But Camelia, as she is fondly referred to by fans of Perl 6, is growing up fast. Both too fast, and not fast enough. To some of the community, the prospect of major changes to the language is scary. Perl 6 is trying all of these crazy new things -- invariant sigils, metaoperators, grammars. She's even doing subroutine signatures, because "all of her friends are doing it".
They can't stay little children forever, you know.
And teenagers are liable to do surprising things. So it was, that this week we announced Rakudo Perl 6 now runs on the Java Virtual Machine (JVM). It's not perfect yet, but 62% of the files in the spectest pass as of yesterday. Given the rate things are progressing, I'm sure it's already at a higher pass percent.
And yet, I'm sure there is no small number of you whose first thought about Perl on the JVM was "Heresy!".
There are certainly good reasons to support this point of view. Startup times are horrible at this early stage, still O(seconds), and much of that is JVM's overhead. It has well known security issues. And of course the major implementation is controlled by $corporation, who just wants to make money off it. And why would we want to abandon open-source VMs?
Still, there are plenty of good reasons for the port. One is that the JVM is ubiquitous, and many devices have a copy pre-installed. Most of Java's stability issues have been dealt with, and it serves Perl's competitors well enough through Jython and JRuby.

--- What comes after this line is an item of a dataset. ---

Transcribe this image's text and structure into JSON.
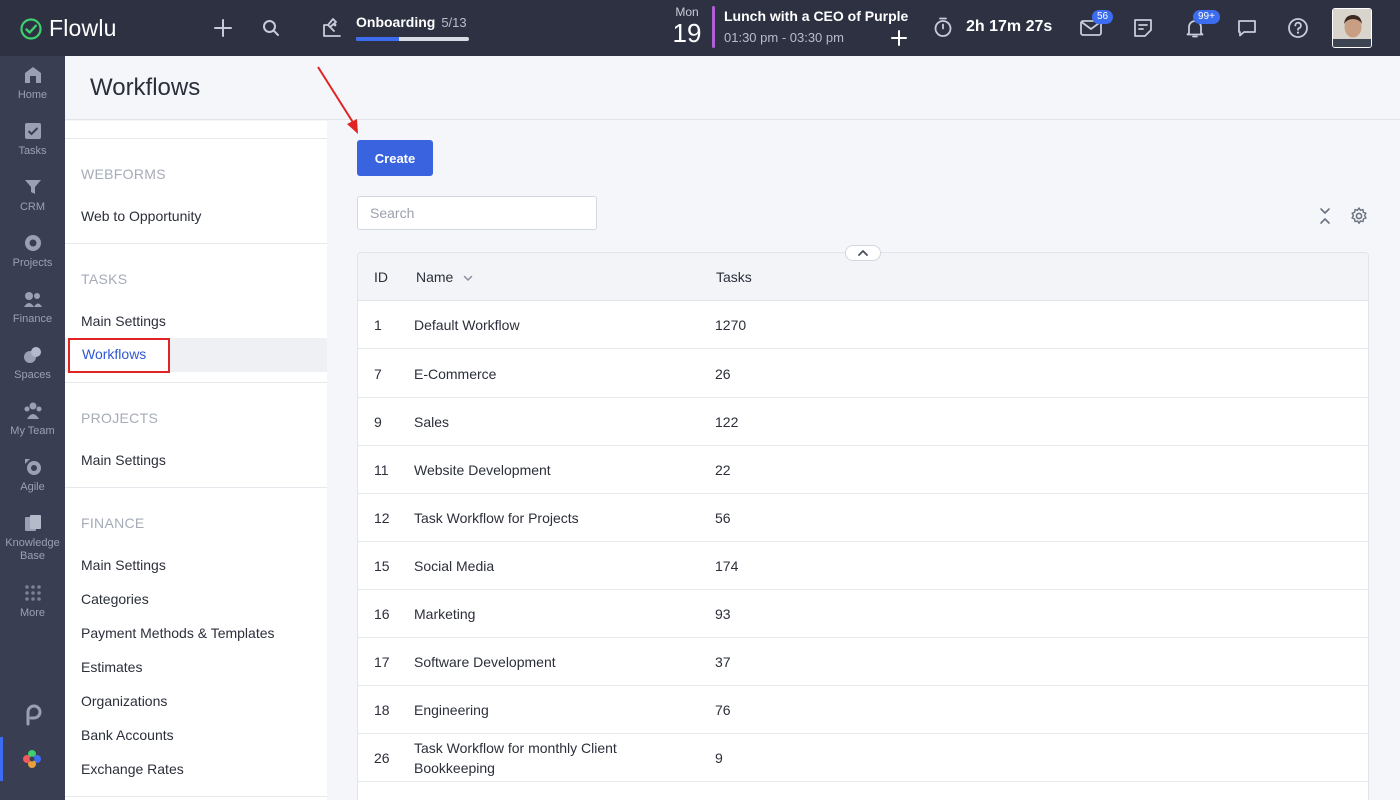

And it is well-documented, with bazillions of libraries (more than fooilions, anyway). So we can finally address the longstanding desires of the community in things like sockets and threading, because we can tell the difference between our mistakes and those of the VM.
However, Perl 6 is not abandoning open-source and C language implementations, either. The announcement of MoarVM shows that Perl 6 developers plan to develop a lightweight VM specifically for NQP and Rakudo. C functions will be directly callable within Perl itself, with the NativeCall interface.
Now, if Parrot fly off on its own course, that's Parrot's call. You know how these teenage relationships go -- this could end up in a blow-up on the quad, or just as easily turn into hot makeup coding. What, you didn't think I was going to say something that would violate the CoC, did you?
But Perl 6 is not done growing yet. Camelia, like other teenagers, cares about fashion and wishes she had better threads. And, once we get tuits, this is pretty high priority. Because any modern language needs to live in the multi-core reality. This is something that we can still design around, that may not have recieved the same care ten years ago. Many threading features are already baked into the language, like hyper operators and async blocks.
So I view the debut of the JVM port as Rakudo's real début, as with a debutante. A treceañera, if you will. I guess, given that she's 13, maybe it's a Bar Mitzvah -- except that she's not a boy, she's a butterfly. But this is a chance acknowledge Perl 6's presence in the language scene. Of course, these coming-of-age ceremonies don't mean the teenager is truly grown up yet.
But grow up she will, and faster than some of you might like. Perl 6 is rebellious, and changes things that those in her father's Perl 5 community don't understand. But if you talk to the pumpkings, they sincerly hope that Camelia doesn't turn out exactly like her father.
After all, do we want keep the ithreads model? Do we want to modules that dig into the compiler internals like XS does? Perl 5 isn't perfect, we are just accustomed to its particular idiosyncrasies.
But for all that Perl 6 is different, she still loves her father. We still have sigils, classes, @_ in subs (if you still want it), P5-style regexes, modules, and TIMTOWTDI. It's still Perl. Moreover, there are at least two efforts to run Perl 5 code in Perl 6 -- the v5 grammar/compiler in Perl 6, and access to libperl from MoarVM. So the sky isn't falling on compatibility.
Nor is the other extreme true: Perl 6 development is in fact moving forward at a fast pace. We know that Perl 6 is late. Very late. So late, in fact, that it's her father that's going to turn into a Pumpkin. But when Perl 6 finally comes of age -- sooner than you think -- it will be something that the Perl community will be proud of.
And I apologize in advance for anything Camelia does in her bratty teenage years.
So you can run Perl 6 on 3 billion devices now, right?ReplyDelete
In theory, yes. But Perl 6 requires Java 7's dynamic language features, so older devices are excluded from the total. And we certainly haven't test on that many devices. But in less than two years' time, that will almost certainly be true.Delete